— Problem statement —
Taking the listing below line by line, tally those that contain the string "user". Give the total alone.
__________
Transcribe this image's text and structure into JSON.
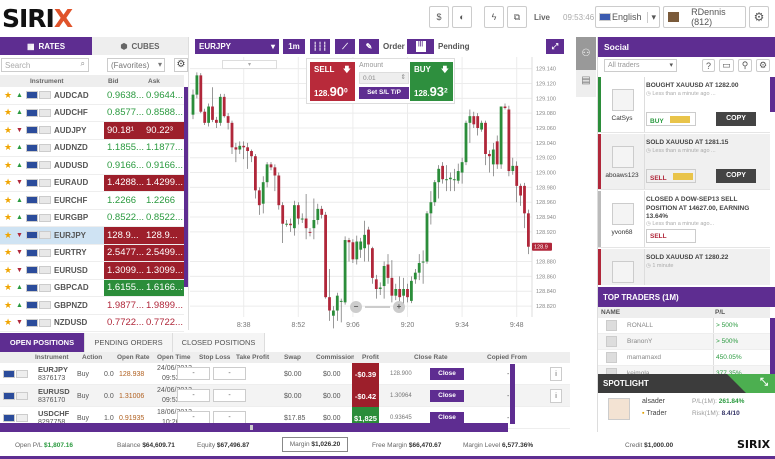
{
  "header": {
    "logo": "SIRIX",
    "live": "Live",
    "clock": "09:53:46",
    "language": "English",
    "user": "RDennis (812)"
  },
  "rates": {
    "tabs": [
      "RATES",
      "CUBES"
    ],
    "search_placeholder": "Search",
    "filter": "(Favorites)",
    "columns": [
      "Instrument",
      "Bid",
      "Ask"
    ],
    "rows": [
      {
        "ins": "AUDCAD",
        "dir": "up",
        "bid": "0.9638...",
        "ask": "0.9644...",
        "style": "up"
      },
      {
        "ins": "AUDCHF",
        "dir": "up",
        "bid": "0.8577...",
        "ask": "0.8588...",
        "style": "up"
      },
      {
        "ins": "AUDJPY",
        "dir": "down",
        "bid": "90.18¹",
        "ask": "90.22³",
        "style": "red"
      },
      {
        "ins": "AUDNZD",
        "dir": "up",
        "bid": "1.1855...",
        "ask": "1.1877...",
        "style": "up"
      },
      {
        "ins": "AUDUSD",
        "dir": "up",
        "bid": "0.9166...",
        "ask": "0.9166...",
        "style": "up"
      },
      {
        "ins": "EURAUD",
        "dir": "down",
        "bid": "1.4288...",
        "ask": "1.4299...",
        "style": "red"
      },
      {
        "ins": "EURCHF",
        "dir": "up",
        "bid": "1.2266",
        "ask": "1.2266",
        "style": "up"
      },
      {
        "ins": "EURGBP",
        "dir": "up",
        "bid": "0.8522...",
        "ask": "0.8522...",
        "style": "up"
      },
      {
        "ins": "EURJPY",
        "dir": "down",
        "bid": "128.9...",
        "ask": "128.9...",
        "style": "red"
      },
      {
        "ins": "EURTRY",
        "dir": "down",
        "bid": "2.5477...",
        "ask": "2.5499...",
        "style": "red"
      },
      {
        "ins": "EURUSD",
        "dir": "down",
        "bid": "1.3099...",
        "ask": "1.3099...",
        "style": "red"
      },
      {
        "ins": "GBPCAD",
        "dir": "up",
        "bid": "1.6155...",
        "ask": "1.6166...",
        "style": "green"
      },
      {
        "ins": "GBPNZD",
        "dir": "up",
        "bid": "1.9877...",
        "ask": "1.9899...",
        "style": "dn"
      },
      {
        "ins": "NZDUSD",
        "dir": "down",
        "bid": "0.7722...",
        "ask": "0.7722...",
        "style": "dn"
      }
    ]
  },
  "chart_toolbar": {
    "symbol": "EURJPY",
    "timeframe": "1m",
    "order": "Order",
    "pending": "Pending"
  },
  "trade_box": {
    "sell_label": "SELL",
    "sell_price_main": "128.",
    "sell_price_big": "90",
    "sell_price_sup": "0",
    "amount_label": "Amount",
    "amount_value": "0.01",
    "sltp": "Set S/L T/P",
    "buy_label": "BUY",
    "buy_price_main": "128.",
    "buy_price_big": "93",
    "buy_price_sup": "2"
  },
  "chart_data": {
    "type": "candlestick",
    "symbol": "EURJPY",
    "interval": "1m",
    "start_time": "8:25",
    "x_ticks": [
      "8:38",
      "8:52",
      "9:06",
      "9:20",
      "9:34",
      "9:48"
    ],
    "y_ticks": [
      "129.140",
      "129.120",
      "129.100",
      "129.080",
      "129.060",
      "129.040",
      "129.020",
      "129.000",
      "128.980",
      "128.960",
      "128.940",
      "128.920",
      "128.880",
      "128.860",
      "128.840",
      "128.820"
    ],
    "ylim": [
      128.812,
      129.149
    ],
    "current_price_label": "128.9",
    "current_price": 128.9,
    "grid": true,
    "up_color": "#2b8d3a",
    "down_color": "#b0273a",
    "ohlc": [
      [
        129.078,
        129.112,
        129.072,
        129.105
      ],
      [
        129.105,
        129.135,
        129.1,
        129.131
      ],
      [
        129.131,
        129.134,
        129.08,
        129.082
      ],
      [
        129.082,
        129.086,
        129.064,
        129.067
      ],
      [
        129.067,
        129.093,
        129.062,
        129.089
      ],
      [
        129.089,
        129.115,
        129.068,
        129.071
      ],
      [
        129.071,
        129.075,
        129.06,
        129.067
      ],
      [
        129.067,
        129.106,
        129.063,
        129.102
      ],
      [
        129.102,
        129.106,
        129.074,
        129.076
      ],
      [
        129.076,
        129.08,
        129.058,
        129.067
      ],
      [
        129.067,
        129.07,
        129.025,
        129.034
      ],
      [
        129.034,
        129.04,
        129.014,
        129.031
      ],
      [
        129.031,
        129.042,
        129.025,
        129.036
      ],
      [
        129.036,
        129.042,
        129.018,
        129.034
      ],
      [
        129.034,
        129.04,
        129.005,
        129.029
      ],
      [
        129.029,
        129.031,
        129.014,
        129.022
      ],
      [
        129.022,
        129.025,
        128.965,
        128.976
      ],
      [
        128.976,
        128.98,
        128.943,
        128.956
      ],
      [
        128.958,
        128.995,
        128.945,
        128.987
      ],
      [
        128.987,
        129.014,
        128.98,
        129.011
      ],
      [
        129.011,
        129.014,
        129.003,
        129.007
      ],
      [
        129.007,
        129.011,
        128.975,
        128.996
      ],
      [
        128.996,
        129.0,
        128.95,
        128.956
      ],
      [
        128.956,
        128.96,
        128.905,
        128.931
      ],
      [
        128.931,
        128.936,
        128.927,
        128.931
      ],
      [
        128.931,
        128.938,
        128.92,
        128.929
      ],
      [
        128.925,
        128.962,
        128.915,
        128.956
      ],
      [
        128.956,
        128.96,
        128.93,
        128.938
      ],
      [
        128.938,
        128.945,
        128.932,
        128.938
      ],
      [
        128.938,
        128.971,
        128.91,
        128.925
      ],
      [
        128.92,
        128.925,
        128.914,
        128.919
      ],
      [
        128.925,
        128.965,
        128.91,
        128.936
      ],
      [
        128.936,
        128.958,
        128.93,
        128.951
      ],
      [
        128.951,
        128.955,
        128.938,
        128.943
      ],
      [
        128.943,
        128.947,
        128.83,
        128.832
      ],
      [
        128.832,
        128.87,
        128.8,
        128.814
      ],
      [
        128.807,
        128.82,
        128.79,
        128.814
      ],
      [
        128.814,
        128.838,
        128.8,
        128.834
      ],
      [
        128.827,
        128.83,
        128.798,
        128.827
      ],
      [
        128.825,
        128.914,
        128.822,
        128.909
      ],
      [
        128.909,
        128.912,
        128.88,
        128.906
      ],
      [
        128.906,
        128.91,
        128.878,
        128.883
      ],
      [
        128.883,
        128.915,
        128.876,
        128.907
      ],
      [
        128.896,
        128.912,
        128.885,
        128.907
      ],
      [
        128.898,
        128.935,
        128.88,
        128.916
      ],
      [
        128.923,
        128.927,
        128.88,
        128.903
      ],
      [
        128.898,
        128.9,
        128.85,
        128.858
      ],
      [
        128.856,
        128.862,
        128.83,
        128.843
      ],
      [
        128.843,
        128.852,
        128.835,
        128.845
      ],
      [
        128.847,
        128.88,
        128.83,
        128.874
      ],
      [
        128.876,
        128.89,
        128.85,
        128.858
      ],
      [
        128.858,
        128.882,
        128.825,
        128.834
      ],
      [
        128.834,
        128.85,
        128.828,
        128.843
      ],
      [
        128.843,
        128.86,
        128.822,
        128.832
      ],
      [
        128.834,
        128.858,
        128.82,
        128.843
      ],
      [
        128.843,
        128.85,
        128.825,
        128.832
      ],
      [
        128.827,
        128.86,
        128.824,
        128.854
      ],
      [
        128.856,
        128.87,
        128.85,
        128.865
      ],
      [
        128.865,
        128.89,
        128.855,
        128.878
      ],
      [
        128.88,
        128.895,
        128.85,
        128.88
      ],
      [
        128.88,
        128.948,
        128.877,
        128.945
      ],
      [
        128.945,
        128.975,
        128.93,
        128.96
      ],
      [
        128.96,
        128.99,
        128.955,
        128.987
      ],
      [
        128.987,
        129.01,
        128.965,
        129.005
      ],
      [
        129.009,
        129.014,
        128.985,
        128.991
      ],
      [
        128.991,
        129.01,
        128.975,
        128.991
      ],
      [
        128.991,
        129.0,
        128.975,
        128.993
      ],
      [
        128.991,
        129.005,
        128.975,
        128.991
      ],
      [
        128.989,
        129.012,
        128.985,
        129.002
      ],
      [
        129.0,
        129.02,
        128.985,
        129.014
      ],
      [
        129.014,
        129.07,
        129.01,
        129.067
      ],
      [
        129.067,
        129.085,
        129.04,
        129.076
      ],
      [
        129.076,
        129.082,
        129.06,
        129.065
      ],
      [
        129.076,
        129.08,
        129.05,
        129.06
      ],
      [
        129.058,
        129.07,
        129.055,
        129.067
      ],
      [
        129.067,
        129.07,
        129.01,
        129.025
      ],
      [
        129.025,
        129.03,
        129.0,
        129.022
      ],
      [
        129.011,
        129.04,
        128.995,
        129.031
      ],
      [
        129.042,
        129.05,
        129.005,
        129.011
      ],
      [
        129.011,
        129.089,
        129.005,
        129.089
      ],
      [
        129.089,
        129.093,
        129.085,
        129.087
      ],
      [
        129.085,
        129.09,
        128.995,
        129.002
      ],
      [
        129.002,
        129.02,
        128.997,
        129.009
      ],
      [
        129.009,
        129.015,
        128.96,
        128.982
      ],
      [
        128.982,
        128.985,
        128.955,
        128.969
      ],
      [
        128.982,
        128.986,
        128.925,
        128.945
      ],
      [
        128.945,
        128.95,
        128.89,
        128.9
      ]
    ]
  },
  "social": {
    "title": "Social",
    "filter": "All traders",
    "feed": [
      {
        "user": "CatSys",
        "title": "BOUGHT XAUUSD AT 1282.00",
        "time": "Less than a minute ago ...",
        "action": "BUY",
        "copy": "COPY",
        "color": "#2b8d3a"
      },
      {
        "user": "aboaws123",
        "title": "SOLD XAUUSD AT 1281.15",
        "time": "Less than a minute ago ...",
        "action": "SELL",
        "copy": "COPY",
        "color": "#b0273a"
      },
      {
        "user": "yvon68",
        "title": "CLOSED A DOW-SEP13 SELL POSITION AT 14627.00, EARNING 13.64%",
        "time": "Less than a minute ago...",
        "action": "SELL",
        "color": "#bbbbbb"
      },
      {
        "user": "",
        "title": "SOLD XAUUSD AT 1280.22",
        "time": "1 minute",
        "color": "#b0273a"
      }
    ]
  },
  "top_traders": {
    "title": "TOP TRADERS (1M)",
    "columns": [
      "NAME",
      "P/L"
    ],
    "rows": [
      {
        "name": "RONALL",
        "pl": "> 500%"
      },
      {
        "name": "BranonY",
        "pl": "> 500%"
      },
      {
        "name": "mamamaxd",
        "pl": "450.05%"
      },
      {
        "name": "keimola",
        "pl": "377.35%"
      }
    ]
  },
  "spotlight": {
    "title": "SPOTLIGHT",
    "name": "alsader",
    "role": "Trader",
    "pl_label": "P/L(1M):",
    "pl": "261.84%",
    "risk_label": "Risk(1M):",
    "risk": "8.4/10"
  },
  "positions": {
    "tabs": [
      "OPEN POSITIONS",
      "PENDING ORDERS",
      "CLOSED POSITIONS"
    ],
    "columns": [
      "Instrument",
      "Action",
      "Open Rate",
      "Open Time",
      "Stop Loss",
      "Take Profit",
      "Swap",
      "Commission",
      "Profit",
      "Close Rate",
      "Copied From"
    ],
    "rows": [
      {
        "ins": "EURJPY",
        "id": "8376173",
        "action": "Buy",
        "amt": "0.0",
        "rate": "128.938",
        "date": "24/06/2013",
        "time": "09:53:36",
        "sl": "-",
        "tp": "-",
        "swap": "$0.00",
        "comm": "$0.00",
        "profit": "-$0.39",
        "pstyle": "red",
        "close_rate": "128.900",
        "close": "Close",
        "copied": "-"
      },
      {
        "ins": "EURUSD",
        "id": "8376170",
        "action": "Buy",
        "amt": "0.0",
        "rate": "1.31006",
        "date": "24/06/2013",
        "time": "09:53:30",
        "sl": "-",
        "tp": "-",
        "swap": "$0.00",
        "comm": "$0.00",
        "profit": "-$0.42",
        "pstyle": "red",
        "close_rate": "1.30964",
        "close": "Close",
        "copied": "-"
      },
      {
        "ins": "USDCHF",
        "id": "8297758",
        "action": "Buy",
        "amt": "1.0",
        "rate": "0.91935",
        "date": "18/06/2013",
        "time": "10:26:18",
        "sl": "-",
        "tp": "-",
        "swap": "$17.85",
        "comm": "$0.00",
        "profit": "$1,825",
        "pstyle": "green",
        "close_rate": "0.93645",
        "close": "Close",
        "copied": "-"
      }
    ]
  },
  "footer": {
    "open_pl_label": "Open P/L",
    "open_pl": "$1,807.16",
    "balance_label": "Balance",
    "balance": "$64,609.71",
    "equity_label": "Equity",
    "equity": "$67,496.87",
    "margin_label": "Margin",
    "margin": "$1,026.20",
    "free_margin_label": "Free Margin",
    "free_margin": "$66,470.67",
    "margin_level_label": "Margin Level",
    "margin_level": "6,577.36%",
    "credit_label": "Credit",
    "credit": "$1,000.00",
    "logo": "SIRIX"
  }
}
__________
— Solved problem —
5